The problem
If a line in the data contains "Collect", copy it out.

App and web page records
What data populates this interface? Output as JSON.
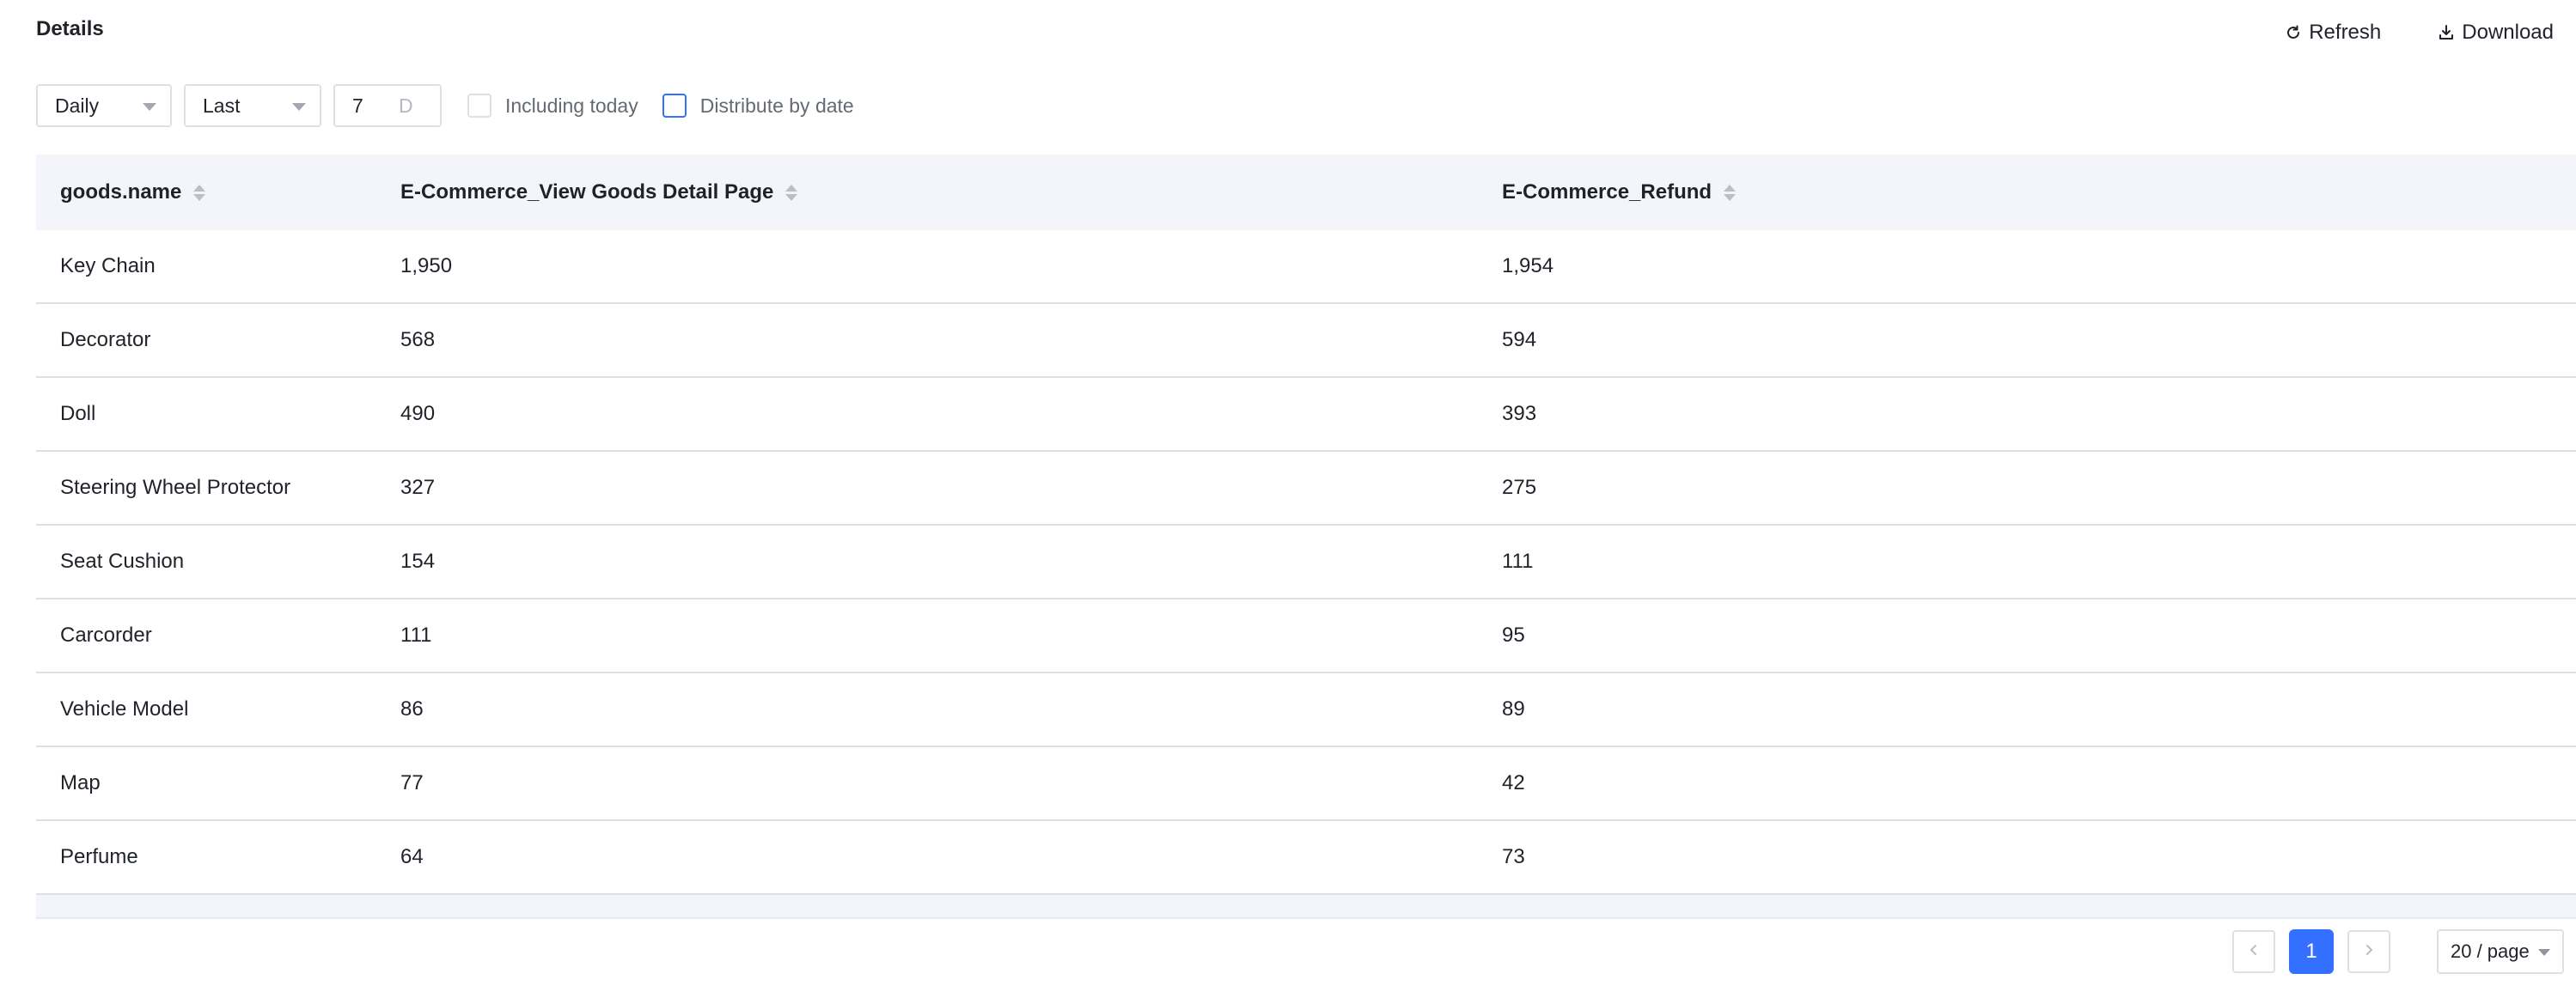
{
  "header": {
    "title": "Details",
    "refresh_label": "Refresh",
    "download_label": "Download"
  },
  "filters": {
    "granularity": "Daily",
    "range_mode": "Last",
    "range_value": "7",
    "range_unit": "D",
    "including_today_label": "Including today",
    "including_today_checked": false,
    "distribute_by_date_label": "Distribute by date",
    "distribute_by_date_checked": false
  },
  "table": {
    "columns": [
      "goods.name",
      "E-Commerce_View Goods Detail Page",
      "E-Commerce_Refund"
    ],
    "rows": [
      [
        "Key Chain",
        "1,950",
        "1,954"
      ],
      [
        "Decorator",
        "568",
        "594"
      ],
      [
        "Doll",
        "490",
        "393"
      ],
      [
        "Steering Wheel Protector",
        "327",
        "275"
      ],
      [
        "Seat Cushion",
        "154",
        "111"
      ],
      [
        "Carcorder",
        "111",
        "95"
      ],
      [
        "Vehicle Model",
        "86",
        "89"
      ],
      [
        "Map",
        "77",
        "42"
      ],
      [
        "Perfume",
        "64",
        "73"
      ]
    ]
  },
  "pagination": {
    "current_page": "1",
    "page_size": "20 / page"
  },
  "icons": {
    "refresh": "refresh-icon",
    "download": "download-icon",
    "sort": "sort-icon",
    "prev": "chevron-left-icon",
    "next": "chevron-right-icon",
    "dropdown": "chevron-down-icon"
  },
  "colors": {
    "accent": "#3370ff",
    "header_bg": "#f3f5fb",
    "border": "#dee0e3"
  }
}
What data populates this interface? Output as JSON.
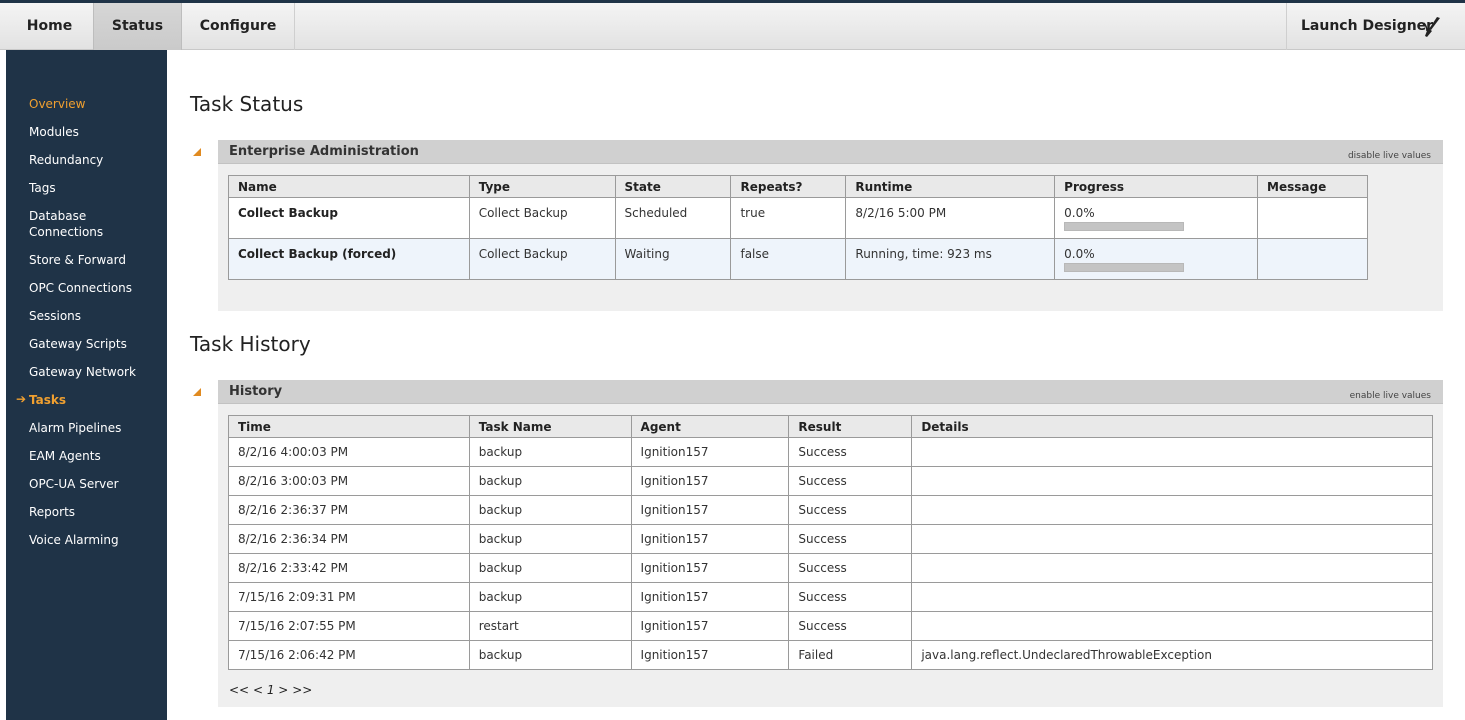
{
  "topnav": {
    "home": "Home",
    "status": "Status",
    "configure": "Configure",
    "launch": "Launch Designer"
  },
  "icons": {
    "launch": "pen-tool-icon",
    "collapse": "triangle-collapse-icon",
    "current_arrow": "arrow-right-icon"
  },
  "colors": {
    "sidebar_bg": "#1f3347",
    "accent": "#f0a030"
  },
  "sidebar": {
    "items": [
      {
        "label": "Overview",
        "state": "active"
      },
      {
        "label": "Modules"
      },
      {
        "label": "Redundancy"
      },
      {
        "label": "Tags"
      },
      {
        "label": "Database Connections"
      },
      {
        "label": "Store & Forward"
      },
      {
        "label": "OPC Connections"
      },
      {
        "label": "Sessions"
      },
      {
        "label": "Gateway Scripts"
      },
      {
        "label": "Gateway Network"
      },
      {
        "label": "Tasks",
        "state": "current"
      },
      {
        "label": "Alarm Pipelines"
      },
      {
        "label": "EAM Agents"
      },
      {
        "label": "OPC-UA Server"
      },
      {
        "label": "Reports"
      },
      {
        "label": "Voice Alarming"
      }
    ],
    "db_line1": "Database",
    "db_line2": "Connections",
    "current_arrow": "➔"
  },
  "task_status": {
    "title": "Task Status",
    "panel_title": "Enterprise Administration",
    "live_link": "disable live values",
    "columns": [
      "Name",
      "Type",
      "State",
      "Repeats?",
      "Runtime",
      "Progress",
      "Message"
    ],
    "rows": [
      {
        "name": "Collect Backup",
        "type": "Collect Backup",
        "state": "Scheduled",
        "repeats": "true",
        "runtime": "8/2/16 5:00 PM",
        "progress": "0.0%",
        "progress_value": 0,
        "message": ""
      },
      {
        "name": "Collect Backup (forced)",
        "type": "Collect Backup",
        "state": "Waiting",
        "repeats": "false",
        "runtime": "Running, time: 923 ms",
        "progress": "0.0%",
        "progress_value": 0,
        "message": ""
      }
    ]
  },
  "task_history": {
    "title": "Task History",
    "panel_title": "History",
    "live_link": "enable live values",
    "columns": [
      "Time",
      "Task Name",
      "Agent",
      "Result",
      "Details"
    ],
    "rows": [
      {
        "time": "8/2/16 4:00:03 PM",
        "task": "backup",
        "agent": "Ignition157",
        "result": "Success",
        "details": ""
      },
      {
        "time": "8/2/16 3:00:03 PM",
        "task": "backup",
        "agent": "Ignition157",
        "result": "Success",
        "details": ""
      },
      {
        "time": "8/2/16 2:36:37 PM",
        "task": "backup",
        "agent": "Ignition157",
        "result": "Success",
        "details": ""
      },
      {
        "time": "8/2/16 2:36:34 PM",
        "task": "backup",
        "agent": "Ignition157",
        "result": "Success",
        "details": ""
      },
      {
        "time": "8/2/16 2:33:42 PM",
        "task": "backup",
        "agent": "Ignition157",
        "result": "Success",
        "details": ""
      },
      {
        "time": "7/15/16 2:09:31 PM",
        "task": "backup",
        "agent": "Ignition157",
        "result": "Success",
        "details": ""
      },
      {
        "time": "7/15/16 2:07:55 PM",
        "task": "restart",
        "agent": "Ignition157",
        "result": "Success",
        "details": ""
      },
      {
        "time": "7/15/16 2:06:42 PM",
        "task": "backup",
        "agent": "Ignition157",
        "result": "Failed",
        "details": "java.lang.reflect.UndeclaredThrowableException"
      }
    ],
    "pager": {
      "first": "<<",
      "prev": "<",
      "page": "1",
      "next": ">",
      "last": ">>"
    }
  }
}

Reply
        "name": "Collect Backup",
        "type": "Collect Backup",
        "name": "Collect Backup (forced)",
        "type": "Collect Backup",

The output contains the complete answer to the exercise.